The novel is set in the 1990s and revolves around an upwardly mobile, middle-class Janajati family in Kathmandu. The book contains many female characters that seem true to life – the protagonist Sumnima, her grandmother Boju and the village cousin Ganga, to name a few. The book has garnered praise from readers as well as critics for its sincere portrayal of class, caste, and gender dynamics of Nepali society.
You started out as a freelance journalist and now you have made your first attempt at writing fiction, how does the transition play into your writing?
I had been working on this novel for a long time, alongside my journalism and editing work. It’s just that I couldn’t devote as much time to it as I’d have liked to. So I don’t necessarily see it as a transition from nonfiction to fiction. Though it’s true that my journalism doesn’t quite overlap with my fiction. Also, works of authors like Gustave Flaubert, Virginia Woolf as well as neoclassical writers like V.S. Naipaul and Toni Morrison have engaged me thoroughly as a reader and have inspired me to pursue writing as a whole rather than choosing one over the other. The topics I want to write about as a journalist/commentator are different from subjects I hope to explore as a fiction writer.

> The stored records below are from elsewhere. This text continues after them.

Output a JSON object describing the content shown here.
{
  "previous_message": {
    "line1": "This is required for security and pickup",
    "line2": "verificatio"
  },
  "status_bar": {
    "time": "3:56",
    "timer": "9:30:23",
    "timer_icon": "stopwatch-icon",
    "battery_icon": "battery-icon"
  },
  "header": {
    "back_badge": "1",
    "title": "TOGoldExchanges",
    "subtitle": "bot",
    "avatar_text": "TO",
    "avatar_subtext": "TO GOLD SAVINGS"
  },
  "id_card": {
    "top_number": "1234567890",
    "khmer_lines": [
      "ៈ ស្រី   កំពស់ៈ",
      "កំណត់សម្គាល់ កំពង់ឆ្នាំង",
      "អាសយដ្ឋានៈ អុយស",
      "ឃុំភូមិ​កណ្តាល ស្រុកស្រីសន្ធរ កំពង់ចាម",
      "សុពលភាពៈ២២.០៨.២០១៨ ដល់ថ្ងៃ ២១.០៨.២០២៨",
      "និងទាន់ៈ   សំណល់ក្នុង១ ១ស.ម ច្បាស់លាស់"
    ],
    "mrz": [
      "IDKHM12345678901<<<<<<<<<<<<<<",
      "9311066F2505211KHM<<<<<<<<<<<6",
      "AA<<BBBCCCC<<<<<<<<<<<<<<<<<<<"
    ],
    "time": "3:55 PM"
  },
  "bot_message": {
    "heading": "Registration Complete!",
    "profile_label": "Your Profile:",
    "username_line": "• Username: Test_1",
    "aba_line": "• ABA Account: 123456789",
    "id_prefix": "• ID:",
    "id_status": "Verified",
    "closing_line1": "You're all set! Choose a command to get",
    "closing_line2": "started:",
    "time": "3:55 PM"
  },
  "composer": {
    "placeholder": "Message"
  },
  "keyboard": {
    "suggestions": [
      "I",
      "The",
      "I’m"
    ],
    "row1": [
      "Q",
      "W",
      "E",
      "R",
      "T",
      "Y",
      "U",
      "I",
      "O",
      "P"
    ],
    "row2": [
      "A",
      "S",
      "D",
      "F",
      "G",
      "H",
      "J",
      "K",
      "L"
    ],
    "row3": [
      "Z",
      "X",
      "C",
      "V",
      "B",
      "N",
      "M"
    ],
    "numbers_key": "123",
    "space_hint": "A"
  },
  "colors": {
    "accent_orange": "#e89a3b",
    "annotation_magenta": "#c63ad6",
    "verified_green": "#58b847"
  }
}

Can you tell us something about your reading habits or preferences?
I read mostly for pleasure and sometimes for work. I’m a slow reader. Often I’m reading three or four books at a time – a book about Nepal, a book about another part of the world, a novel, and maybe a contemporary bestseller. At least one of these books will be from an earlier time, by an author long dead and gone. But this interest in literature was a gradual one. I didn’t grow up reading and it was only after I discovered AWON Library that I took to it.

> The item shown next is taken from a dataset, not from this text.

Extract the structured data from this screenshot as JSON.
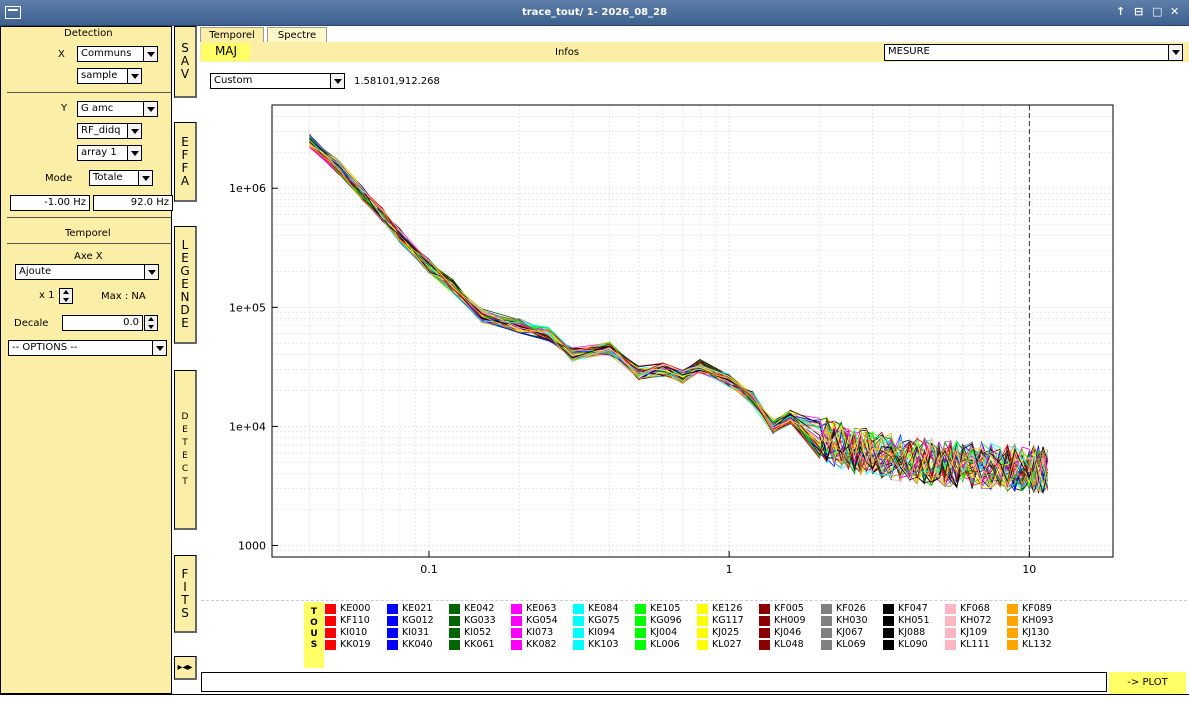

Can you describe the process of writing your novel?
Writing this book was a slow and laborious process. I wrote it without an outline, so it was difficult for me to weave the fragments into a whole. It took a lot of patience. Orhan Pamuk said somewhere that writing is like digging a well with a needle. Although I can’t compare my output with his, I think I can relate to what he’s saying.
Who are your favorite novelists?
I admire many of the “greats” of 19th and 20th century Russian, French and German literature despite being critical of certain aspects of their work. Also, in no particular order - Virginia Woolf, DH Lawrence, Gabriel Garcia Marquez, Roberto Bolano, VS Naipaul, Arundhati Roy, Toni Morrison, Zadie Smith, Teju Cole. Among contemporary Nepali fiction writers – Nayan Raj Pande, Buddhisagar, Rajan Mukarung, Upendra Subba, Saraswati Pratikshya, among others.